1: The food
If you get the opportunity to fly business class on JAL, do yourself a favor and order the Japanese menu. I don’t care what you think about Japanese food, this is a chance to experience a comprehensive variety of flavors and textures that you’d be a damn fool to avoid trying at least once. In my case, they managed to open my heart to several items that I had a well-established aversion to. And while there were a couple of items I didn’t particularly find appealing, I’m still glad I had the chance to experience them.
2: The service
Japan Airlines is the closest approximation to Jet Age inflight experience that I have had the pleasure of witnessing first-hand. I believe this is due in no small part to the cultural mannerisms of the Japanese. Let’s be honest with ourselves for a moment: In the United States, our sense of decorum and politeness is embarrassing compared to pretty much any other developed nation. Whether you like it or not, Japan has these things deeply ingrained in its culture. Constant attention, formality and, because it’s plainly there, humility, create an experience unlike anything you’ll experience on an American or European carrier.
A sidenote: My mom raised me a certain way, which is to say I’ve always been particularly kind and thankful to others providing me service. In this particular case, I gave the four forward cabin crew members each a pair of pilot wings my cycling club had made to go with our vintage flight attendant-inspired team kits. While meant as a small token of my thanks for their attentive care, their response of surprise and gratitude for the gesture was humbling and genuinely sweet.
A friend pointed out that it’s entirely possible that my gesture may have actually embarrassed them. Japanese culture has some pretty specific expectations when it comets gift giving, and all they had at their disposal were kids toys… Which I absolutely enjoyed, so I sincerely hope they did not feel imposed upon by my gesture of thanks for their hospitality.
3: The booze
I’ll keep this point brief. These folks know how to pamper a person. Yamazaki 12-year whiskey? Hell yes. A 2004 French merlot meritage? Sign me up. And yes, I drank plenty of water alongside the adult bevvies. I’m no fool. Even on a Dreamliner, the air is still pretty dry (at least for me).
Now that I’ve tried the Hawaii stopover versus the direct route, I have to say I’m a fan of putting in 12 hours on a single plane. While the seats on JAL’s LAX-KIX route don’t lay totally flat, it’s still absolutely worth it for the comfort and the shorter, direct flight. Their service to Tokyo offers their lie-flat Sky Suite product, so if that’s really a big deal to you, hop on one of their 767 jets and connect through Narita. Just know you’ll miss out on the really cool light that filters in through the windows on their 787-8 jets during the Westward journey.

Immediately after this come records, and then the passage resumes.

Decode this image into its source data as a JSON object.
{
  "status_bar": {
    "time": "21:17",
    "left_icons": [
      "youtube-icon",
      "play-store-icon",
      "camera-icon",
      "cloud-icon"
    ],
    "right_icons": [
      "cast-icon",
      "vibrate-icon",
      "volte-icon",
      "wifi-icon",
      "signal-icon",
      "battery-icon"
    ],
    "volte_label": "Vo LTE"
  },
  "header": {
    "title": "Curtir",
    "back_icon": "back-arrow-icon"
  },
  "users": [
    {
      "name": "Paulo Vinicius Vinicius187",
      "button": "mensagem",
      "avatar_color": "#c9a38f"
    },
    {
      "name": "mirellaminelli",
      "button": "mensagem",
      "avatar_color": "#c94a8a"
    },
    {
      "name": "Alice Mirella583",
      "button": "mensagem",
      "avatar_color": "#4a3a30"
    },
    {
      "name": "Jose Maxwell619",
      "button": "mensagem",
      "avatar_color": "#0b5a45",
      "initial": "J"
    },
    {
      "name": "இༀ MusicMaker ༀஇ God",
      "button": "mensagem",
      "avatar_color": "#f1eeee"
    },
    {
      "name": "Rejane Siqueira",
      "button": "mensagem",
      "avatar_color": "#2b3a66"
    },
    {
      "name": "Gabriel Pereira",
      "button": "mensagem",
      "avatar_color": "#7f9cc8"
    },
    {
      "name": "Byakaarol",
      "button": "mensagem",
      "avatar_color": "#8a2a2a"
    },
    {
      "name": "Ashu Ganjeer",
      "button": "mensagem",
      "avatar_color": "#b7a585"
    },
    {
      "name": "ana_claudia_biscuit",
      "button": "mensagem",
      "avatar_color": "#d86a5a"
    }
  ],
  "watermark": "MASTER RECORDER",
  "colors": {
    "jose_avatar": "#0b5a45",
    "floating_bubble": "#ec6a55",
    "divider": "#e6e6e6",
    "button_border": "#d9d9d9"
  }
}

We landed around 5:30 p.m. and after a relatively quick run through customs (photos, fingerprints, and oh yeah, your passport) made our way to the crowded JR West office to pick up our Haruka+Icoca tickets, a great deal for tourists who need to get into Kyoto or Osaka from the airport. Being no stranger to the cost of transit in Japan, I upgraded my Icoca card to the Kansai OnePass which requires an outlay of an additional ¥1000 but offers discounts and select stores and tourist spots. I scored a handsome (if unfinished) Japanese-style handkerchief at Kyoto station just by showing the card at the information counter on the second floor.
Thanks to immigration and the ticket office, we didn’t reach Kyoto proper until about 8:00 p.m., but we easily found our AirBnB (which I highly recommend considering due to its convenient location). Exhaustion finally crept up behind us as we sat on the balcony, enjoying the view of joggers circling around the Southwest corner of Nijo-jo Castle across the street from us. We turned in for the night, excited to spend out first full day in the city doing one of my favorite things: Riding a bike.